Laws vary by state

The first thing to keep in mind is that not all laws are the same, and they differ from state to state.

It's important to remember that laws governing marijuana use are constantly changing, with new updates being made on a regular basis. This means it can be difficult for employers to stay fully up-to-date, especially if your company operates in more than one state. For example:

  • Oklahoma recently passed legislation allowing people who have received medical marijuana cards to consume the drug after they've been hired by an employer. However, they're still prohibited from actually smoking at work or showing up under the influence of cannabis.

  • In New York State, employers aren't allowed to fire or refuse to hire someone just because he or she has received a medical cannabis card. However, companies can discipline employees who test positive for cannabis use during a drug test - even if the employee was using marijuana legally for medicinal purposes outside of working hours!

  • In California and Illinois, employers are permitted to not only terminate employment but also refuse employment altogether based solely on positive results from a pre-employment drug test - regardless of whether those results came about due other reasons beside illegal consumption! This means that even though an applicant may have used marijuana recreationally before moving back home after college (where recreational consumption is legal), he/she could still lose their job offer because he/she  tested positive during pre-hire screening - which could happen even years later when applying elsewhere within Illinois itself!

It is still illegal at the federal level, even in legalized states.

There is a great deal of confusion surrounding marijuana laws, especially when it comes to hiring practices. While medical and recreational marijuana usage have been legalized in many states, it is still illegal at the federal level, even in legalized states. At this time, no matter how your state views marijuana use, you need to keep in mind that federal law trumps state law.

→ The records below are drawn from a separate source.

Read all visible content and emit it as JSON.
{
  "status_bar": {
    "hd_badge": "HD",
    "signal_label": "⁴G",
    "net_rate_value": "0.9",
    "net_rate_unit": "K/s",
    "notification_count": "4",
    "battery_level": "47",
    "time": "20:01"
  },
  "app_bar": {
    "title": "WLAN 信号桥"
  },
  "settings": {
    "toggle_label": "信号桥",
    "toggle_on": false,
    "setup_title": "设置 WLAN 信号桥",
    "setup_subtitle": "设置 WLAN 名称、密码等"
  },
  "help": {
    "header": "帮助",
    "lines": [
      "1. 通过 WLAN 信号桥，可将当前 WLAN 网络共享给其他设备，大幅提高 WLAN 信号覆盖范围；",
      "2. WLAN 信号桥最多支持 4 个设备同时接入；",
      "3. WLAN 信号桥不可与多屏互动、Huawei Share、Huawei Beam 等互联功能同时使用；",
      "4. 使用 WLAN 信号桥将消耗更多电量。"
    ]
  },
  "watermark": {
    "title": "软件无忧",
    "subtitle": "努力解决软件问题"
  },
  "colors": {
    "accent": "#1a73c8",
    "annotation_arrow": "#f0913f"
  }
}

Marijuana is still classified as a Schedule I drug under federal law: "drugs with no currently accepted medical use and a high potential for abuse." It's important to note that although the Drug Enforcement Agency (DEA) has recently loosened research restrictions on the drug, federal agencies like the DEA can only enforce laws; they cannot change them. This means that any changes to classification on a federal level would need to come from Congress. Until then, employers should be aware of how their positions are affected by this current legislation.

It is important to understand the laws before you hire anyone who uses marijuana.

It is important to understand the laws before you hire anybody who uses marijuana. Marijuana is legal in some states, illegal in others—and in many states, it's a gray area with respect to whether or not you can discriminate against marijuana users. You need to know what your rights are and what actions you should take when considering hiring somebody who uses marijuana.

Additionally, if you want to avoid being sued, it’s essential that you understand the law. If an individual files a lawsuit against your business for discrimination due to their use of medical marijuana, how will you defend yourself? It’s vital for businesses to educate themselves about this sometimes-confusing topic so as not become a target for lawsuits.